**Problem to work on:**
The full listing, from first line to last, should be set down again exactly.
Data to use Block Start
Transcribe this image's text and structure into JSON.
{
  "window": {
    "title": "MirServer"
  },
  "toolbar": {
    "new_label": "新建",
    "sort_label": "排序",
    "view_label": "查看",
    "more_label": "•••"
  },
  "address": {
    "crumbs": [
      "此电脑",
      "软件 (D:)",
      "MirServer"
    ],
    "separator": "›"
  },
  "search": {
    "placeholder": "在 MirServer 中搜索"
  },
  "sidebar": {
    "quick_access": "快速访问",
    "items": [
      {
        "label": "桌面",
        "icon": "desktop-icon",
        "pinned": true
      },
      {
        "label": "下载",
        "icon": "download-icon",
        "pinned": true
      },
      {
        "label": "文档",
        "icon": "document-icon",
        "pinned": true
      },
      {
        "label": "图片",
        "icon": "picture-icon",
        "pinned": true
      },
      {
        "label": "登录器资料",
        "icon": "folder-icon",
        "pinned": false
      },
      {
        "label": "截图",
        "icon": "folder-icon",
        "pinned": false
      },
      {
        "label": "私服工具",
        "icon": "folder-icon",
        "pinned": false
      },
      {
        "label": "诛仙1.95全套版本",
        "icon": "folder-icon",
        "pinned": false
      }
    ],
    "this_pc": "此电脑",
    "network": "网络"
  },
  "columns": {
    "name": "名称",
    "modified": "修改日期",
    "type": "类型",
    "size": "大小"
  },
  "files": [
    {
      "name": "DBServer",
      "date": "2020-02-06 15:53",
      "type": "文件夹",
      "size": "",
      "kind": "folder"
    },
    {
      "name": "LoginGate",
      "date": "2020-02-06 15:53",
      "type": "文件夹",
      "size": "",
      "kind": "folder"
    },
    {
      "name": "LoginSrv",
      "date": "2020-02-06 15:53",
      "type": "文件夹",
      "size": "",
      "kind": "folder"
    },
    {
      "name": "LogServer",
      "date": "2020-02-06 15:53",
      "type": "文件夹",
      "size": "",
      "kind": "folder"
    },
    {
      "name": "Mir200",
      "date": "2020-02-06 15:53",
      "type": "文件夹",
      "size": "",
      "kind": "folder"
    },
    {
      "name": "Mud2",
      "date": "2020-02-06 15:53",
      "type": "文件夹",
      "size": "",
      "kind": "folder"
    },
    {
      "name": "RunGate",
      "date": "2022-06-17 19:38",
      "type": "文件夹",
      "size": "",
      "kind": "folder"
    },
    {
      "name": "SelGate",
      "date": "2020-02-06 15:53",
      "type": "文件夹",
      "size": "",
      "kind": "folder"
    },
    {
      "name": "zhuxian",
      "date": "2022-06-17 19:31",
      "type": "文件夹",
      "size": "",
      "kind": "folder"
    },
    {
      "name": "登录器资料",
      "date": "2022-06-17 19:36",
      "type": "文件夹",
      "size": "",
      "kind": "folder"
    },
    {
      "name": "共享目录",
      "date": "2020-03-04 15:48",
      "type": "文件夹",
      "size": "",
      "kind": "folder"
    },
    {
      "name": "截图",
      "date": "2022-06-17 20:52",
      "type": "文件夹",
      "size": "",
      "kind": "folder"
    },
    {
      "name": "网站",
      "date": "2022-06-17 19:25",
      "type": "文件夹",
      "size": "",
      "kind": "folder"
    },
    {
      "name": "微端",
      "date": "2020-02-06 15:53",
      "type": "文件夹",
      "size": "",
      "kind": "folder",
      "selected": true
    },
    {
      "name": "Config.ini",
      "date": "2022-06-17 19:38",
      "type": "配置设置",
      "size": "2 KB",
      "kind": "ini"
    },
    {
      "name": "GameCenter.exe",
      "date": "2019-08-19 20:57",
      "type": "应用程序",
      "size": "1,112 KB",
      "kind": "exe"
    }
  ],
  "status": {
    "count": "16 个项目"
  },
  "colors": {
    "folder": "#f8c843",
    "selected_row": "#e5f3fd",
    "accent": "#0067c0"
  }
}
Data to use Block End
**Answer for this exercise:**
Transcribe this image's text and structure into JSON.
{
  "window": {
    "title": "MirServer"
  },
  "toolbar": {
    "new_label": "新建",
    "sort_label": "排序",
    "view_label": "查看",
    "more_label": "•••"
  },
  "address": {
    "crumbs": [
      "此电脑",
      "软件 (D:)",
      "MirServer"
    ],
    "separator": "›"
  },
  "search": {
    "placeholder": "在 MirServer 中搜索"
  },
  "sidebar": {
    "quick_access": "快速访问",
    "items": [
      {
        "label": "桌面",
        "icon": "desktop-icon",
        "pinned": true
      },
      {
        "label": "下载",
        "icon": "download-icon",
        "pinned": true
      },
      {
        "label": "文档",
        "icon": "document-icon",
        "pinned": true
      },
      {
        "label": "图片",
        "icon": "picture-icon",
        "pinned": true
      },
      {
        "label": "登录器资料",
        "icon": "folder-icon",
        "pinned": false
      },
      {
        "label": "截图",
        "icon": "folder-icon",
        "pinned": false
      },
      {
        "label": "私服工具",
        "icon": "folder-icon",
        "pinned": false
      },
      {
        "label": "诛仙1.95全套版本",
        "icon": "folder-icon",
        "pinned": false
      }
    ],
    "this_pc": "此电脑",
    "network": "网络"
  },
  "columns": {
    "name": "名称",
    "modified": "修改日期",
    "type": "类型",
    "size": "大小"
  },
  "files": [
    {
      "name": "DBServer",
      "date": "2020-02-06 15:53",
      "type": "文件夹",
      "size": "",
      "kind": "folder"
    },
    {
      "name": "LoginGate",
      "date": "2020-02-06 15:53",
      "type": "文件夹",
      "size": "",
      "kind": "folder"
    },
    {
      "name": "LoginSrv",
      "date": "2020-02-06 15:53",
      "type": "文件夹",
      "size": "",
      "kind": "folder"
    },
    {
      "name": "LogServer",
      "date": "2020-02-06 15:53",
      "type": "文件夹",
      "size": "",
      "kind": "folder"
    },
    {
      "name": "Mir200",
      "date": "2020-02-06 15:53",
      "type": "文件夹",
      "size": "",
      "kind": "folder"
    },
    {
      "name": "Mud2",
      "date": "2020-02-06 15:53",
      "type": "文件夹",
      "size": "",
      "kind": "folder"
    },
    {
      "name": "RunGate",
      "date": "2022-06-17 19:38",
      "type": "文件夹",
      "size": "",
      "kind": "folder"
    },
    {
      "name": "SelGate",
      "date": "2020-02-06 15:53",
      "type": "文件夹",
      "size": "",
      "kind": "folder"
    },
    {
      "name": "zhuxian",
      "date": "2022-06-17 19:31",
      "type": "文件夹",
      "size": "",
      "kind": "folder"
    },
    {
      "name": "登录器资料",
      "date": "2022-06-17 19:36",
      "type": "文件夹",
      "size": "",
      "kind": "folder"
    },
    {
      "name": "共享目录",
      "date": "2020-03-04 15:48",
      "type": "文件夹",
      "size": "",
      "kind": "folder"
    },
    {
      "name": "截图",
      "date": "2022-06-17 20:52",
      "type": "文件夹",
      "size": "",
      "kind": "folder"
    },
    {
      "name": "网站",
      "date": "2022-06-17 19:25",
      "type": "文件夹",
      "size": "",
      "kind": "folder"
    },
    {
      "name": "微端",
      "date": "2020-02-06 15:53",
      "type": "文件夹",
      "size": "",
      "kind": "folder",
      "selected": true
    },
    {
      "name": "Config.ini",
      "date": "2022-06-17 19:38",
      "type": "配置设置",
      "size": "2 KB",
      "kind": "ini"
    },
    {
      "name": "GameCenter.exe",
      "date": "2019-08-19 20:57",
      "type": "应用程序",
      "size": "1,112 KB",
      "kind": "exe"
    }
  ],
  "status": {
    "count": "16 个项目"
  },
  "colors": {
    "folder": "#f8c843",
    "selected_row": "#e5f3fd",
    "accent": "#0067c0"
  }
}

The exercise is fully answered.